Strung along the Union Pacific railroad tracks in North Portland, the 12-acre parcel sits between Greeley Avenue and Overlook Park, but is separated from the park and the surrounding neighborhood by a steep cliff.
With access to public transportation, utility hookups, proximity to downtown and separation from the manicured lawns of Overlook, the Greeley site is Dignity Village's favorite prospective location. There's only one problem--its owner, Union Pacific Railroad, doesn't want to sell.
Dignity Village approached Union Pacific last month to explore the possibility of buying the parcel. Although the land was on the market with a price listed between $300,000 and $500,000, the railroad backed away, citing "safety concerns."
"We have since taken it off the market entirely," says John Bromley of Union Pacific.
Though other potential sites are still available, Dignity Village has asked the City of Portland to step in and help them negotiate with Union Pacific. "We hope the mayor will bring her influence to bear on the railroad company," says Jack Tafari, vice president and resident of Dignity.
According to Marshall Runkel, an aide to city commissioner Erik Sten, the city has yet to respond to the request.
The peripatetic Village, which has been driven from one temporary site to another since its formation in October 2000, must abandon its current location by July 1.

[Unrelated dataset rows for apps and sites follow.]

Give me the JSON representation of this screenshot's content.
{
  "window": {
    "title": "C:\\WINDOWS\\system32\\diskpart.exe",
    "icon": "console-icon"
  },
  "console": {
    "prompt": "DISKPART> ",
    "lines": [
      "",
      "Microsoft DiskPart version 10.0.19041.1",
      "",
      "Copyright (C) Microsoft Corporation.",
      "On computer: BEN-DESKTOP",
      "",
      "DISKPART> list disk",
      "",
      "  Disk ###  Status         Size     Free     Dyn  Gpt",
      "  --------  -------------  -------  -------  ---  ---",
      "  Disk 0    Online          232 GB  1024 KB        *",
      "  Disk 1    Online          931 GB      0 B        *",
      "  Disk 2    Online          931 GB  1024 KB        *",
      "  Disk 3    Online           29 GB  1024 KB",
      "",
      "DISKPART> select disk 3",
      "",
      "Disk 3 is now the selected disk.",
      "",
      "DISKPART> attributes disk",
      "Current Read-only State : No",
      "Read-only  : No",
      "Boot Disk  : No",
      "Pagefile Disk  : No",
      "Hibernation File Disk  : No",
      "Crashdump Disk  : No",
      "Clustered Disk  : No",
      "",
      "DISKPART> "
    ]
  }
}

Tafari remains hopeful that the community can find a permanent home. "We have been swept out like damn leaves to a composting site," he says. "It has been a brutal, rainy winter."